Besides many medical issues, which should be ruled out first, anxiety shows up in the lives of many healthy people. Things like environment, genetics, substance use, and brain chemistry play a major role in causing ANXIETY.
Environment, Stress, and Anxiety
Let's focus on environmental factors with special attention on STRESS! Environmental factors such as stress due to work and/or school as well as stress in our personal relationships can lead to an array of unpleasant thoughts and feelings. Life transitions also play a major role: a new baby, a new job, loss of a job, moving to a new area, beginning or ending a relationship, or retirement can all be a source of stress. Additionally, ongoing financial burdens can be a major source of stress and anxious racing thoughts. Finally, there are also the deeply stressful and anxiety provoking traumatic events such as natural disaster, abuse, victimization, or the death of a loved one. Everyone experiences some source of stress and anxiety in their lifetime from one or more of these environmental factors. Can you can relate to one or more of these?
Anxiety and Stress Response
Anxiety is a response to situations that are out of our control. Stress can make an individual feel out of control or feel as if they are “going crazy”. Stress can have an emotional or physical effect, for example, feeling nervous, worried, or experiencing muscle tenseness. Often racing thoughts leaving us feeling nervous, frustrated, or even angry. Although the stress response is helpful when we're really in danger and need the extra energy to get safe, most of us don't experience life-threatening situations every day - but we respond as though we do! Chronic stress related to generalized anxiety keeps us in a constant state of alert that eventually just wears us out. This can leave you feeling lost, hopeless... you might even tell yourself “I need help”.

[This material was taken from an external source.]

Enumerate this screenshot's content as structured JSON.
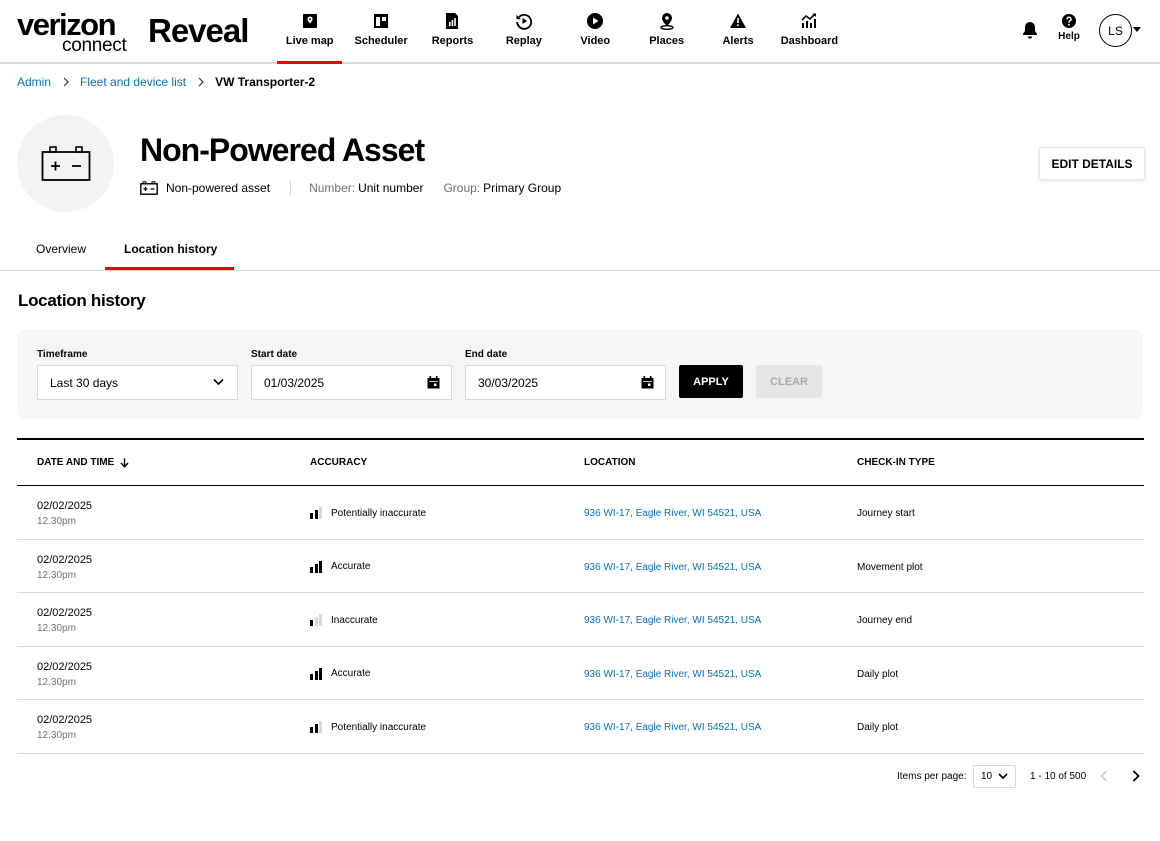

"Grounding" Technique to Cope with Stress and Anxiety
One way to deal with stress is to use a technique called grounding. Grounding is a technique that helps keep you focused in the present (instead of worrying about what happened yesterday or might happen tomorrow).
Try this technique now: Look at yourself in a mirror. Smile. Yes. Smile, even if that’s the last thing you feel like doing! How does that feel? What can you see? Take a minute and just relax while you do this. If negative thoughts come to mind, write them down to look at later but, for now, just let them go. Many people find intentional smiling causes a positive change in their emotions. Here's an article in Scientific American about the research.
Techniques are great tools; I hope this one works for you! Stay tuned for more blog posts on coping with anxiety.
If coping tools aren't working or you want deeper insight into your own anxious thought patterns as well as more robust tools that work specifically for your situation consider consulting a counselor. Working with a professional can assist you toward "feeling like yourself" again.
Author: Lisa Castaneda, LMFT
Lisa provides anxiety, stress, and relationship counseling in Manteca, CA